((

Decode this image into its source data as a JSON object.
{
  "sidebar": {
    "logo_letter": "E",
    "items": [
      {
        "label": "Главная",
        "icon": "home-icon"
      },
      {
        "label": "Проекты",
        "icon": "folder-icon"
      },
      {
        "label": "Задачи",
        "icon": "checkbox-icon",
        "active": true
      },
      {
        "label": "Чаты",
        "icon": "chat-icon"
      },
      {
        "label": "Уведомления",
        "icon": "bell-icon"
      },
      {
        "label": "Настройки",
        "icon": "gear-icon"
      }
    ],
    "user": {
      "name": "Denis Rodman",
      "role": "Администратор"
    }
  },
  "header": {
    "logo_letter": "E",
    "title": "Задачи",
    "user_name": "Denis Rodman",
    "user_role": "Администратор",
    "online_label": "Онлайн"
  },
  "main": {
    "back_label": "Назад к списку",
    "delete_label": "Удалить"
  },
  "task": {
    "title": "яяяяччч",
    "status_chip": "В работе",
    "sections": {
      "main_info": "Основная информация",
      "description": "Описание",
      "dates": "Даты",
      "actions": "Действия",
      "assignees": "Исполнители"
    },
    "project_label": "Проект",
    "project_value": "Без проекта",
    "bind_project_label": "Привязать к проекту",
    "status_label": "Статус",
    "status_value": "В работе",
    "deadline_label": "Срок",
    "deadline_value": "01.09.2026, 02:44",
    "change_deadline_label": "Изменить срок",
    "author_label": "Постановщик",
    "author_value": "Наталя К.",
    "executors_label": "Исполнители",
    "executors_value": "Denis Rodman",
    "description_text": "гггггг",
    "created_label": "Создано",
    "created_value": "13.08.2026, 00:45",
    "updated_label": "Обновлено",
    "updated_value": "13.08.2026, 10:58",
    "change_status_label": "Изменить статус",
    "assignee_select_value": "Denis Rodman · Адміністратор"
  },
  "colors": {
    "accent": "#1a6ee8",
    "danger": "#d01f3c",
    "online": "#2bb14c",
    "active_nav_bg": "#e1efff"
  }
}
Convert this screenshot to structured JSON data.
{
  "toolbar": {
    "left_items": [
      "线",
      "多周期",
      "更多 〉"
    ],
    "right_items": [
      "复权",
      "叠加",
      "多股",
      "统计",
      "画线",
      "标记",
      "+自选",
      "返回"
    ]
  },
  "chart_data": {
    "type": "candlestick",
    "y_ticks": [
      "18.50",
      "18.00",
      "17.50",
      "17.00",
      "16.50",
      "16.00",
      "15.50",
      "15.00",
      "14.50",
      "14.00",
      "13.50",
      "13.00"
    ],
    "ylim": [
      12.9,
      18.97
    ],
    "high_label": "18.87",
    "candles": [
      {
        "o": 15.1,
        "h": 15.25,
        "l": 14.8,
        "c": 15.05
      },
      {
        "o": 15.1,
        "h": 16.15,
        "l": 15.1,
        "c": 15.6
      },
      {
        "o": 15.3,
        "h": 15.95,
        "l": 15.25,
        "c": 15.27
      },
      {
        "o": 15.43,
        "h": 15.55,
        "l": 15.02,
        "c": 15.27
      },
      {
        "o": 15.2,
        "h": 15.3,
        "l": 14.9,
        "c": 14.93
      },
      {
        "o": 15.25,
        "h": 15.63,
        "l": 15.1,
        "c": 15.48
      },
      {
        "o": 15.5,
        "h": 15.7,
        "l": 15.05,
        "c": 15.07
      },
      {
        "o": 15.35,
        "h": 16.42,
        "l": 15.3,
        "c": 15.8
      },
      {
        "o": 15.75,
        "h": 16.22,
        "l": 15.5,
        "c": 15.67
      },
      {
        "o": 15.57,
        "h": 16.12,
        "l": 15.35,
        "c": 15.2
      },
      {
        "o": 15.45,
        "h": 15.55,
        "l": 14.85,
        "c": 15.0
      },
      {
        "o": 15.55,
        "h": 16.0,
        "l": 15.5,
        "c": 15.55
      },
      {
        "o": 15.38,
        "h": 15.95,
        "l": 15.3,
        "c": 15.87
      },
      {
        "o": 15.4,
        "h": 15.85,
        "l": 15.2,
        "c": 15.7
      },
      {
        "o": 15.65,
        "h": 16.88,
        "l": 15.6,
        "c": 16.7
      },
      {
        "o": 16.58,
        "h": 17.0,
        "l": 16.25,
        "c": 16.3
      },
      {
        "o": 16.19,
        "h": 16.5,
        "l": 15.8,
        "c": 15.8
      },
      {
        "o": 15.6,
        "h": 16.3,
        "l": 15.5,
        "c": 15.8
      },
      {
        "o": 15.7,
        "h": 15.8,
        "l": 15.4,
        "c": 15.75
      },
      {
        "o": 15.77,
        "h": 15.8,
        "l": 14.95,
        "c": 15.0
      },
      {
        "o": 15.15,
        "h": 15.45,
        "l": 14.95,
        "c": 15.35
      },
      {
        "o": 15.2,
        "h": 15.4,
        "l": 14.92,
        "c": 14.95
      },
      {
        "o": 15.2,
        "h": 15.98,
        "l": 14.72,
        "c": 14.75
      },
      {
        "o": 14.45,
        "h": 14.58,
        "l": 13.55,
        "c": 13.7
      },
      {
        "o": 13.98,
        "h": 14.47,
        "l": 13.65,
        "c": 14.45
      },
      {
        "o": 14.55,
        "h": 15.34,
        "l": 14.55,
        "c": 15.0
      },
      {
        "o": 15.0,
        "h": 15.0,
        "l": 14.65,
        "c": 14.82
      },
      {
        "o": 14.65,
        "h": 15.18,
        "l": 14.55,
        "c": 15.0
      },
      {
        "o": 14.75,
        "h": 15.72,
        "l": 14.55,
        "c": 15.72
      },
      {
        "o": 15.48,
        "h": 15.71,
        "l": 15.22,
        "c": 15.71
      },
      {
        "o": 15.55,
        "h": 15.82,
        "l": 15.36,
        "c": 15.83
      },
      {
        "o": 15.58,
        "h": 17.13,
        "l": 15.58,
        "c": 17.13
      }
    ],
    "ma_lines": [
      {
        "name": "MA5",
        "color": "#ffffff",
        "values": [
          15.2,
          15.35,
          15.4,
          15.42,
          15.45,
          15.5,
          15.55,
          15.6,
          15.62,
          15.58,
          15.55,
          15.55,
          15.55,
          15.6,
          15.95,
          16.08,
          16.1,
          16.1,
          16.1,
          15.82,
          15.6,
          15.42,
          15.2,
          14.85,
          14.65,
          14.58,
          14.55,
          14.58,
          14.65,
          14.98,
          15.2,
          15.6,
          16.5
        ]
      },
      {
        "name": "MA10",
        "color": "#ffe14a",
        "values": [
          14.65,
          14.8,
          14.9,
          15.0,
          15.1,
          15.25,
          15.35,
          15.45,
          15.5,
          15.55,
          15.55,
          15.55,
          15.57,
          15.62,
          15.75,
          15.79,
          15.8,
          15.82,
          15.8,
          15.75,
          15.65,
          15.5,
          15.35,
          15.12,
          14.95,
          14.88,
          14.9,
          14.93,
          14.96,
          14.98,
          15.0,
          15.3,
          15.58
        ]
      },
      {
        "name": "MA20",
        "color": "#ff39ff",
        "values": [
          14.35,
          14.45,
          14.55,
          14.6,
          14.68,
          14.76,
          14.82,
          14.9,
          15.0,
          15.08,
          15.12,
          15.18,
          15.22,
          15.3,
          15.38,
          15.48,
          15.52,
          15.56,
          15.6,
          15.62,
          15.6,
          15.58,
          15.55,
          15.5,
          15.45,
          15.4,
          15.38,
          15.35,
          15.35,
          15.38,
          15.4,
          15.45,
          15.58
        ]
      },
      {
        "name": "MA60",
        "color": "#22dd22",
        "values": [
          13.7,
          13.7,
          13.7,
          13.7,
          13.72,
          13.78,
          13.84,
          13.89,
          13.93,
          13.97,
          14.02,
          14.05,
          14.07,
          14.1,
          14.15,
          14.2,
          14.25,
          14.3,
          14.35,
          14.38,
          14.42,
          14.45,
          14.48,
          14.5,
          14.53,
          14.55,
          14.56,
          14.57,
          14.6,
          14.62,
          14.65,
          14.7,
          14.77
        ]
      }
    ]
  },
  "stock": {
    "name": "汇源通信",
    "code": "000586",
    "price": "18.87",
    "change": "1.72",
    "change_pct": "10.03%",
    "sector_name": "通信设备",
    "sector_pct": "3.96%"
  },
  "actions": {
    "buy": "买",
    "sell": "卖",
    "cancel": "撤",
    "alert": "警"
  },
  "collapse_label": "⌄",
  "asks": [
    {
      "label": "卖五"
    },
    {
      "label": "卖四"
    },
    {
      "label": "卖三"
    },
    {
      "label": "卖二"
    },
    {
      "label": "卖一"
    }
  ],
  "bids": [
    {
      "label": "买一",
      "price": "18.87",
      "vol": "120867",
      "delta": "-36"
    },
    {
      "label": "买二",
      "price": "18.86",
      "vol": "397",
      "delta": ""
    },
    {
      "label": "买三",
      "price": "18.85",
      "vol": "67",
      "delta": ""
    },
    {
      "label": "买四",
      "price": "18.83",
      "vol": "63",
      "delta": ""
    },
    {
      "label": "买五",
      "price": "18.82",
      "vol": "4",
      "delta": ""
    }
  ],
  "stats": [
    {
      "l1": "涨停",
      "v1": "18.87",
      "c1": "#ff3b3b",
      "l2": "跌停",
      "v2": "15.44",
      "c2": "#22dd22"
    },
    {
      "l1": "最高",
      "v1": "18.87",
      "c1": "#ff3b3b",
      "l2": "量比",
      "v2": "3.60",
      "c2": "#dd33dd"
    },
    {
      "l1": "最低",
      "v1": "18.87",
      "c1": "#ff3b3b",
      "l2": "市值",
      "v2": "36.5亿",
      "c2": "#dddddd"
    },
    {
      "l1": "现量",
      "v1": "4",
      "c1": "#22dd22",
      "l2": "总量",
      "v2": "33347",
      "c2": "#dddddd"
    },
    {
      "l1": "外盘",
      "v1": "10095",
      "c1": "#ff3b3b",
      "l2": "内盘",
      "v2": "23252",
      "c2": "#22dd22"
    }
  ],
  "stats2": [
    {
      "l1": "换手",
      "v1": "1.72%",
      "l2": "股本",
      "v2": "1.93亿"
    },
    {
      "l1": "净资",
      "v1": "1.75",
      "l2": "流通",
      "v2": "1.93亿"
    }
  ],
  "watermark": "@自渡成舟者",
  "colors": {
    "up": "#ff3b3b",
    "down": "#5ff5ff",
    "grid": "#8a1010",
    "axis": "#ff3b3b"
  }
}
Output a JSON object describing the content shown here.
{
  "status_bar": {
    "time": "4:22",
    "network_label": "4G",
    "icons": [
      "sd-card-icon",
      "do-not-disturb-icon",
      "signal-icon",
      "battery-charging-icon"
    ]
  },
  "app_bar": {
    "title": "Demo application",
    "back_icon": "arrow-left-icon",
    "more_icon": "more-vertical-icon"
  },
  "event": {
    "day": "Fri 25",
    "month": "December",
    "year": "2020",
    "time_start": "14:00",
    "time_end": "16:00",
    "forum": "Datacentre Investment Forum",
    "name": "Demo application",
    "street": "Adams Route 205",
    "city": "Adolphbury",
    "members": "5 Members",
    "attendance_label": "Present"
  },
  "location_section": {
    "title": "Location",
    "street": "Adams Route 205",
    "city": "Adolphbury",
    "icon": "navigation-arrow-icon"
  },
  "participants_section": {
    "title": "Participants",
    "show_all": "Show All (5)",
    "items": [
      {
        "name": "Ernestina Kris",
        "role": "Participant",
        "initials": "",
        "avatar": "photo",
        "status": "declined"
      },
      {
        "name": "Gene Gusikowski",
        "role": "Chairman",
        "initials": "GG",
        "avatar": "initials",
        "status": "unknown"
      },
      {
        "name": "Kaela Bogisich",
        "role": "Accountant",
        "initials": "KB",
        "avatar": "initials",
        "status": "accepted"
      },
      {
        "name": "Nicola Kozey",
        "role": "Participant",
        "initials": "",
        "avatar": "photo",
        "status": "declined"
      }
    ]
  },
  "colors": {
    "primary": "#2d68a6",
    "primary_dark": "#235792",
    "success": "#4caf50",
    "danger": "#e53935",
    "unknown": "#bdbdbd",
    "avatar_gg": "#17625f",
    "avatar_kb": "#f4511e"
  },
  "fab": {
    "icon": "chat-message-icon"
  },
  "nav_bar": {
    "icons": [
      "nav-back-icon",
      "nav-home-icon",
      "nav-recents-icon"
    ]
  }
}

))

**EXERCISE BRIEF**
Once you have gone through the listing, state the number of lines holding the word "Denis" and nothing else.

**WORKED SOLUTION**
4